TASK TO COMPLETE
Pictures aside, return all of the records exactly as they stand.
========
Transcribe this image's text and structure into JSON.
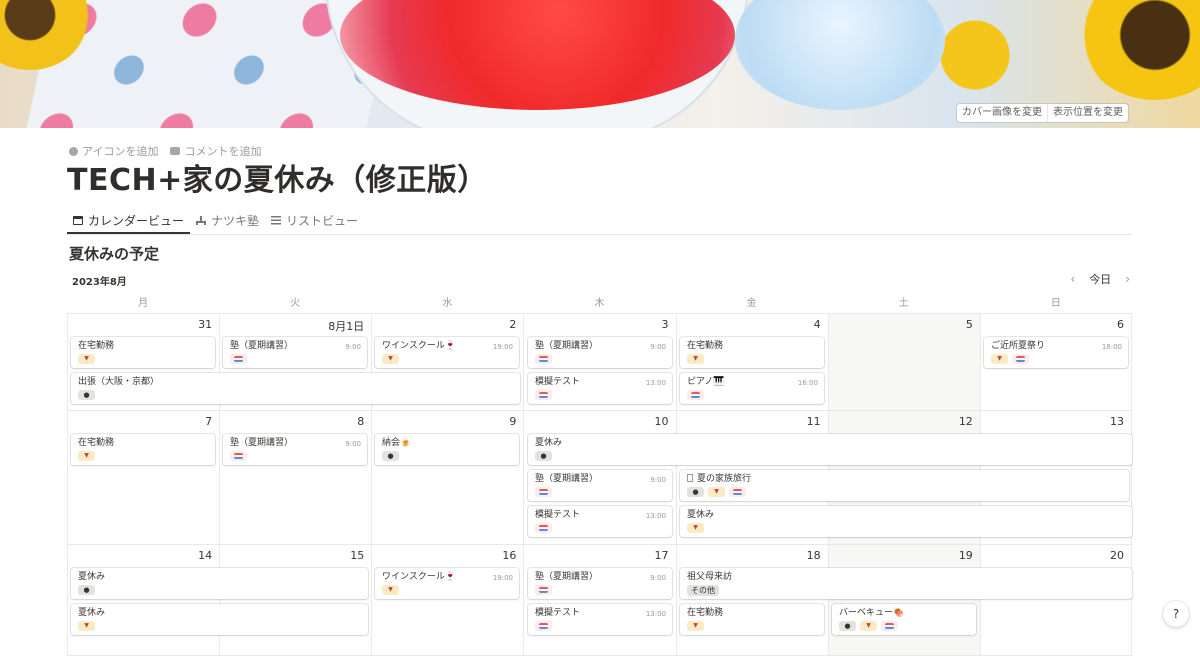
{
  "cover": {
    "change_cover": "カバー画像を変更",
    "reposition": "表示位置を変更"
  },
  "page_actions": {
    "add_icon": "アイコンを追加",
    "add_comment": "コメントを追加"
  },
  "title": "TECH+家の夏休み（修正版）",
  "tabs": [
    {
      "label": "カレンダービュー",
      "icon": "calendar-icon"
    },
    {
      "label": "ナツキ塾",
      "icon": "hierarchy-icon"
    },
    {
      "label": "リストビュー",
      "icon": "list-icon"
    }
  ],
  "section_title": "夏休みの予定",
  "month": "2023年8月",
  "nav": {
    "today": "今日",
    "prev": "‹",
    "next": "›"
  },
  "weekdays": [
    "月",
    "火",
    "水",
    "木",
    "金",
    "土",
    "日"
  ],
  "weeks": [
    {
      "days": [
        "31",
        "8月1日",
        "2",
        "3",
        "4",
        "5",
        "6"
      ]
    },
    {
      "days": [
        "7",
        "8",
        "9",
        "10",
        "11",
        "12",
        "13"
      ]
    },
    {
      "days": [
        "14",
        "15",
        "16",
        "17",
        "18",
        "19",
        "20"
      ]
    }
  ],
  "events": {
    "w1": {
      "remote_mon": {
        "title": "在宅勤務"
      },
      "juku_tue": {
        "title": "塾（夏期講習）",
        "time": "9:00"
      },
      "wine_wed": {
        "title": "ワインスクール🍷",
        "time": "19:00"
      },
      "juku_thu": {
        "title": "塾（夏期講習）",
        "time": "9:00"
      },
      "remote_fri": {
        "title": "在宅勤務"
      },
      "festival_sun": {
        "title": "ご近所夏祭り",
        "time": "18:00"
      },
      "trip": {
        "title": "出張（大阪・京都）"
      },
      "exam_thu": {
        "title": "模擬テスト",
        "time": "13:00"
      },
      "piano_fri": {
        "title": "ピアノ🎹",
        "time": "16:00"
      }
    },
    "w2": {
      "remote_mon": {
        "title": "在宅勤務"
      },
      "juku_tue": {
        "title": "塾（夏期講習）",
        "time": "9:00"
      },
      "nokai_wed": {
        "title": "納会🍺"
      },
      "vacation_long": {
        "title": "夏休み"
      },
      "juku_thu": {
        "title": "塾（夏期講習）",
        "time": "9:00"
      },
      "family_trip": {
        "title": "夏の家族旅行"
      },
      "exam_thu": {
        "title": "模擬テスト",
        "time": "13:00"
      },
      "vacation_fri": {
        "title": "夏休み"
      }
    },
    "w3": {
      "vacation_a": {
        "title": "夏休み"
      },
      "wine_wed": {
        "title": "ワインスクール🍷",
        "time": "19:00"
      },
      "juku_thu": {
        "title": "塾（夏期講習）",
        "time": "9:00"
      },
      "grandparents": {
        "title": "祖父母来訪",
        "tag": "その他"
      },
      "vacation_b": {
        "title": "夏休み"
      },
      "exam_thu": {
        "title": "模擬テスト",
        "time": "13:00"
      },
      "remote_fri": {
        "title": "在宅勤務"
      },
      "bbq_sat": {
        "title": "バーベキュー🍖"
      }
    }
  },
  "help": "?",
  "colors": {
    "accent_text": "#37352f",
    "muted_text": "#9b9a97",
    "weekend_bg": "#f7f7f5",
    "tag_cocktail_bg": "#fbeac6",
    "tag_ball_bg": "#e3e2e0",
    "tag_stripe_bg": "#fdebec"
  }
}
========
REPLY
Transcribe this image's text and structure into JSON.
{
  "cover": {
    "change_cover": "カバー画像を変更",
    "reposition": "表示位置を変更"
  },
  "page_actions": {
    "add_icon": "アイコンを追加",
    "add_comment": "コメントを追加"
  },
  "title": "TECH+家の夏休み（修正版）",
  "tabs": [
    {
      "label": "カレンダービュー",
      "icon": "calendar-icon"
    },
    {
      "label": "ナツキ塾",
      "icon": "hierarchy-icon"
    },
    {
      "label": "リストビュー",
      "icon": "list-icon"
    }
  ],
  "section_title": "夏休みの予定",
  "month": "2023年8月",
  "nav": {
    "today": "今日",
    "prev": "‹",
    "next": "›"
  },
  "weekdays": [
    "月",
    "火",
    "水",
    "木",
    "金",
    "土",
    "日"
  ],
  "weeks": [
    {
      "days": [
        "31",
        "8月1日",
        "2",
        "3",
        "4",
        "5",
        "6"
      ]
    },
    {
      "days": [
        "7",
        "8",
        "9",
        "10",
        "11",
        "12",
        "13"
      ]
    },
    {
      "days": [
        "14",
        "15",
        "16",
        "17",
        "18",
        "19",
        "20"
      ]
    }
  ],
  "events": {
    "w1": {
      "remote_mon": {
        "title": "在宅勤務"
      },
      "juku_tue": {
        "title": "塾（夏期講習）",
        "time": "9:00"
      },
      "wine_wed": {
        "title": "ワインスクール🍷",
        "time": "19:00"
      },
      "juku_thu": {
        "title": "塾（夏期講習）",
        "time": "9:00"
      },
      "remote_fri": {
        "title": "在宅勤務"
      },
      "festival_sun": {
        "title": "ご近所夏祭り",
        "time": "18:00"
      },
      "trip": {
        "title": "出張（大阪・京都）"
      },
      "exam_thu": {
        "title": "模擬テスト",
        "time": "13:00"
      },
      "piano_fri": {
        "title": "ピアノ🎹",
        "time": "16:00"
      }
    },
    "w2": {
      "remote_mon": {
        "title": "在宅勤務"
      },
      "juku_tue": {
        "title": "塾（夏期講習）",
        "time": "9:00"
      },
      "nokai_wed": {
        "title": "納会🍺"
      },
      "vacation_long": {
        "title": "夏休み"
      },
      "juku_thu": {
        "title": "塾（夏期講習）",
        "time": "9:00"
      },
      "family_trip": {
        "title": "夏の家族旅行"
      },
      "exam_thu": {
        "title": "模擬テスト",
        "time": "13:00"
      },
      "vacation_fri": {
        "title": "夏休み"
      }
    },
    "w3": {
      "vacation_a": {
        "title": "夏休み"
      },
      "wine_wed": {
        "title": "ワインスクール🍷",
        "time": "19:00"
      },
      "juku_thu": {
        "title": "塾（夏期講習）",
        "time": "9:00"
      },
      "grandparents": {
        "title": "祖父母来訪",
        "tag": "その他"
      },
      "vacation_b": {
        "title": "夏休み"
      },
      "exam_thu": {
        "title": "模擬テスト",
        "time": "13:00"
      },
      "remote_fri": {
        "title": "在宅勤務"
      },
      "bbq_sat": {
        "title": "バーベキュー🍖"
      }
    }
  },
  "help": "?",
  "colors": {
    "accent_text": "#37352f",
    "muted_text": "#9b9a97",
    "weekend_bg": "#f7f7f5",
    "tag_cocktail_bg": "#fbeac6",
    "tag_ball_bg": "#e3e2e0",
    "tag_stripe_bg": "#fdebec"
  }
}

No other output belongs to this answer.